The artists clearly take seriously rendering cars and other vehicles accurately, even when few, if any, viewers would notice a difference, and the depictions of military vehicles that appear in some episodes set overseas highlight this attention to detail. Few viewers will know what a MAZ-543 is, and even fewer will know exactly what one looks like, but the artists of Archer rendered these mobile Scud launchers accurately.
At other times, the artists clearly are having fun with brief homages to famous cars of the past, sometimes more than one at the same time. Here, Lana Kane drives a Lotus 49, an innovative Colin Chapman-designed Formula One car that was the first to use the Ford Cosworth DFV four-valve V-8 engine and also was the first F1 World Championship winner (1968) to use the engine as a stressed member. The artists not only featured a Lotus 49 but also gave it Herbie the Love Bug livery, for no apparent reason other than that it would amuse them.
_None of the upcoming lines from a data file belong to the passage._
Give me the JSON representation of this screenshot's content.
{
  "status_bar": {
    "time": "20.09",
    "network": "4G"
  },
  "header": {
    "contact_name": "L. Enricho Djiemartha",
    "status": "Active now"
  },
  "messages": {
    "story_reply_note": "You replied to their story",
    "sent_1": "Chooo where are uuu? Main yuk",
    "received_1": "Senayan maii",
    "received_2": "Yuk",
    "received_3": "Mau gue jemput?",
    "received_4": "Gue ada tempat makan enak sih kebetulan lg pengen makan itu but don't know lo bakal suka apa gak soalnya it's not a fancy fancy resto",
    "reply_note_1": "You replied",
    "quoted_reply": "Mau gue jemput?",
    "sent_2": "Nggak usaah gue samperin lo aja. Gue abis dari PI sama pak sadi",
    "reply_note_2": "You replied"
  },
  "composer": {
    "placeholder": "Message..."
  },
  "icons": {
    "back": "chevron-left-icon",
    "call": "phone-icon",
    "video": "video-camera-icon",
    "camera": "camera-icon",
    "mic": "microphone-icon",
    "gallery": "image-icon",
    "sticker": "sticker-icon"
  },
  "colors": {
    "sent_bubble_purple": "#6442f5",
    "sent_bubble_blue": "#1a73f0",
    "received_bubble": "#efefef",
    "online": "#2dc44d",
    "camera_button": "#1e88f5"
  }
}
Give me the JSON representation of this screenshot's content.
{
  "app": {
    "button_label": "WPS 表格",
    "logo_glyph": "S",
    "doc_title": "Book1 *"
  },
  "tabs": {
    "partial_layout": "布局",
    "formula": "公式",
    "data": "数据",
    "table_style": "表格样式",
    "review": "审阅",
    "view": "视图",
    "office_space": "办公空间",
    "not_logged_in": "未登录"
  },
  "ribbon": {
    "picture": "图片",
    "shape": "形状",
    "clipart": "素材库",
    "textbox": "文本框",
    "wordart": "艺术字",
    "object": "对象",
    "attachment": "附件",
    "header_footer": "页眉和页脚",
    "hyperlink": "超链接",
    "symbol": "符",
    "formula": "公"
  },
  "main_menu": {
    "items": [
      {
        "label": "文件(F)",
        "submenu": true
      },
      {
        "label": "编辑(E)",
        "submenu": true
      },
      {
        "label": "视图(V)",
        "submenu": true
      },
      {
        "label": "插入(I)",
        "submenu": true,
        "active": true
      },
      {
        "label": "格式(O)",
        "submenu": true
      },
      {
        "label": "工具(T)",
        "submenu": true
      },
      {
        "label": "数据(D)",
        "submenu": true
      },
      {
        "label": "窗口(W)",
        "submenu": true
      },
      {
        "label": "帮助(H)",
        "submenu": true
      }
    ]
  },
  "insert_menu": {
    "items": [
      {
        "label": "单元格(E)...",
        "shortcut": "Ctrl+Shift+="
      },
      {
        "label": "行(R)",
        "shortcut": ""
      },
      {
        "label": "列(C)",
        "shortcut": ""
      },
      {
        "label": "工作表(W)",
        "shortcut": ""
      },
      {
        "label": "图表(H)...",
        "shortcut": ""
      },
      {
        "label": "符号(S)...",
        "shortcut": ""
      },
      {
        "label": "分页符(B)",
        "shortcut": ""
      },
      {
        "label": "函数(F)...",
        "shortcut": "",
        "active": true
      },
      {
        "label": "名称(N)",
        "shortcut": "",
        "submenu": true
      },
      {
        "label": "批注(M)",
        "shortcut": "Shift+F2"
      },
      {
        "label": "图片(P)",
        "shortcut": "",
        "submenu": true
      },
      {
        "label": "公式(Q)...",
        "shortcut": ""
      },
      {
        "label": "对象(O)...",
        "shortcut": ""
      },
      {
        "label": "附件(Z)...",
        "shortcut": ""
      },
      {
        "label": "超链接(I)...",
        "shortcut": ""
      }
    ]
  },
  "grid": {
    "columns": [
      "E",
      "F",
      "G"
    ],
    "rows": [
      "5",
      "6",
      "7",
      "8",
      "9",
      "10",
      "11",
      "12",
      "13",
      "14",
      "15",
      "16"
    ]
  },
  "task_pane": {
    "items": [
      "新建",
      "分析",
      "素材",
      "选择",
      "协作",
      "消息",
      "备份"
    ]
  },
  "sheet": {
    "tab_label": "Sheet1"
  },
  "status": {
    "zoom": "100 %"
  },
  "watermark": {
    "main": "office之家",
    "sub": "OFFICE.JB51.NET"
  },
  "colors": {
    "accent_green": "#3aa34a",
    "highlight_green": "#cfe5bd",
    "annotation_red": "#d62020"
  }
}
Returning from Europe to ISIS headquarters in New York City, we see another homage to a famous car of the past, this one as far from a race car as it can be – the red Ford F-1 pickup truck from Sanford and Son. Visible on screen for only a few seconds, it is a perfect example of the attitude toward cars shown in Archer: knowledgeable, with a truly global perspective, and above all, enthusiastic. It is one of the many classic car references in every episode that will keep experts watching closely.
Photos from imcdb.org